eBay CEO Devin Wenig is on a mission to "take on Amazon," according to Bloomberg
. The news outlet provides some background on Wenig's career and experiences at eBay - it was he who insisted the company reset all user passwords after the infamous data breach, for example.
According to Bloomberg, the centerpiece of Wenig's strategy is to differentiate eBay from Amazon:
"Crucially, he has stopped competing in the area where the Seattle leviathan arguably has the biggest advantage: the speedy delivery of everyday merchandise. Instead, Wenig wants shoppers to come to eBay when they are planning vacations and need supplies, refreshing a wardrobe or curious about the latest gadgets.
"Amazon appeals to time-strapped shoppers with Dash buttons that let them quickly replenish laundry detergent and toilet paper when their stock is running low. Wenig wants to wow consumers with a sense of discovery as they meander through an online bazaar that makes shopping pleasurable and drives impulse sales beyond a narrowly focused online mission."
It appears what Bloomberg is saying about Wenig's strategy is that you go to Amazon when you want something and you want it quickly, but you go to eBay when you want something but don't mind meandering through listings and you don't need it quickly. Surely there's more to the strategy, but that's as far as the description in Bloomberg goes.

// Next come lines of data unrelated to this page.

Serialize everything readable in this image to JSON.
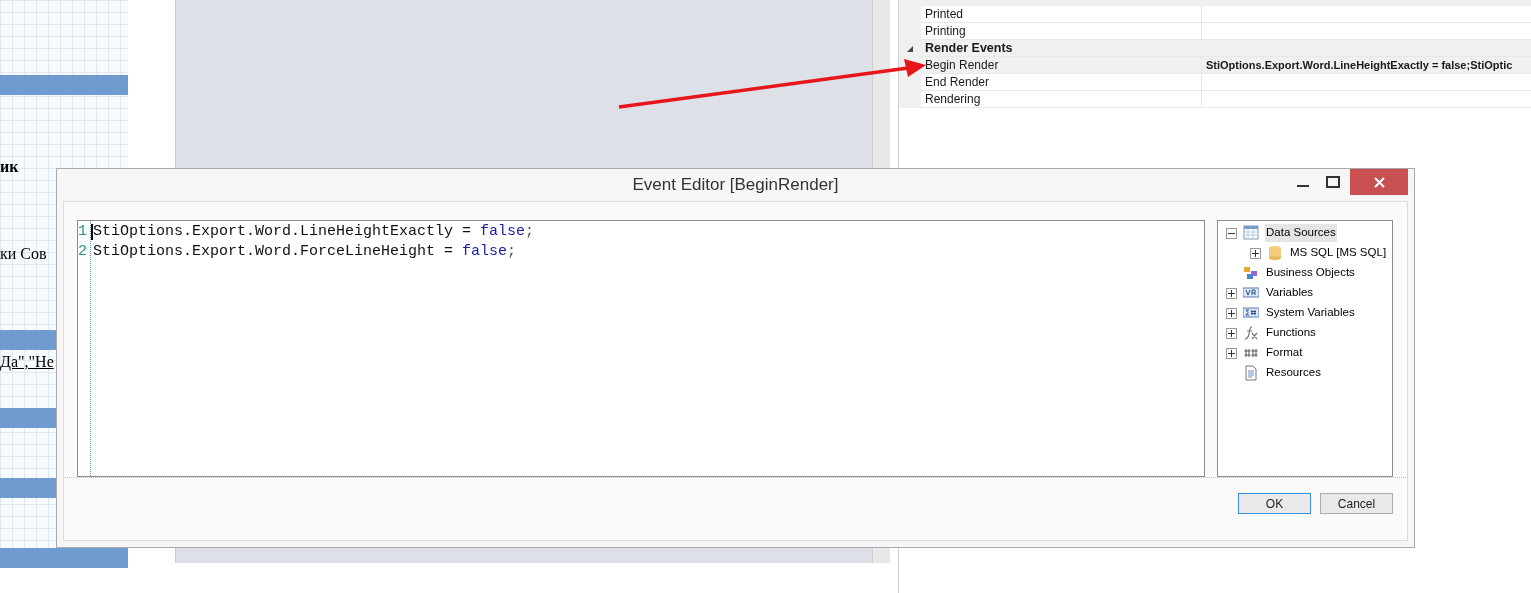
{
  "report_page": {
    "texts": [
      {
        "text": "ик",
        "kind": "bold"
      },
      {
        "text": "ки Сов",
        "kind": "plain"
      },
      {
        "text": "Да\",\"Не",
        "kind": "underline"
      }
    ]
  },
  "property_grid": {
    "rows": [
      {
        "kind": "group",
        "label": ""
      },
      {
        "kind": "item",
        "label": "Printed",
        "value": "",
        "selected": false
      },
      {
        "kind": "item",
        "label": "Printing",
        "value": "",
        "selected": false
      },
      {
        "kind": "group",
        "label": "Render  Events",
        "expanded": true
      },
      {
        "kind": "item",
        "label": "Begin Render",
        "value": "StiOptions.Export.Word.LineHeightExactly = false;StiOptic",
        "selected": true
      },
      {
        "kind": "item",
        "label": "End Render",
        "value": "",
        "selected": false
      },
      {
        "kind": "item",
        "label": "Rendering",
        "value": "",
        "selected": false
      }
    ]
  },
  "dialog": {
    "title": "Event Editor [BeginRender]",
    "code_lines": [
      {
        "number": "1",
        "code": "StiOptions.Export.Word.LineHeightExactly = ",
        "keyword": "false",
        "end": ";"
      },
      {
        "number": "2",
        "code": "StiOptions.Export.Word.ForceLineHeight = ",
        "keyword": "false",
        "end": ";"
      }
    ],
    "tree": [
      {
        "label": "Data Sources",
        "kind": "table",
        "expanded": true,
        "selected": true,
        "children": [
          {
            "label": "MS SQL [MS SQL]",
            "kind": "database",
            "expanded": false,
            "selected": false
          }
        ]
      },
      {
        "label": "Business Objects",
        "kind": "objects",
        "selected": false
      },
      {
        "label": "Variables",
        "kind": "var",
        "expanded": false,
        "selected": false
      },
      {
        "label": "System Variables",
        "kind": "sysvar",
        "expanded": false,
        "selected": false
      },
      {
        "label": "Functions",
        "kind": "fx",
        "expanded": false,
        "selected": false
      },
      {
        "label": "Format",
        "kind": "format",
        "expanded": false,
        "selected": false
      },
      {
        "label": "Resources",
        "kind": "doc",
        "selected": false
      }
    ],
    "buttons": [
      {
        "label": "OK",
        "default": true
      },
      {
        "label": "Cancel",
        "default": false
      }
    ]
  }
}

Bloomberg also said misspelled words are a leading cause of searches that yield no results on eBay, which is now in the market for companies that make spell-correcting algorithms. (eBay buyers and sellers know the phenomenon as "fat fingers" - the eBay finding tool FatFingers is still around, by the way.)
Many sellers grit their teeth when they hear about search algorithms, but what if eBay allowed users to dial up or down those algorithms in Best Match search? That would be pretty innovative, and might make a world of difference in helping users find items they're seeking.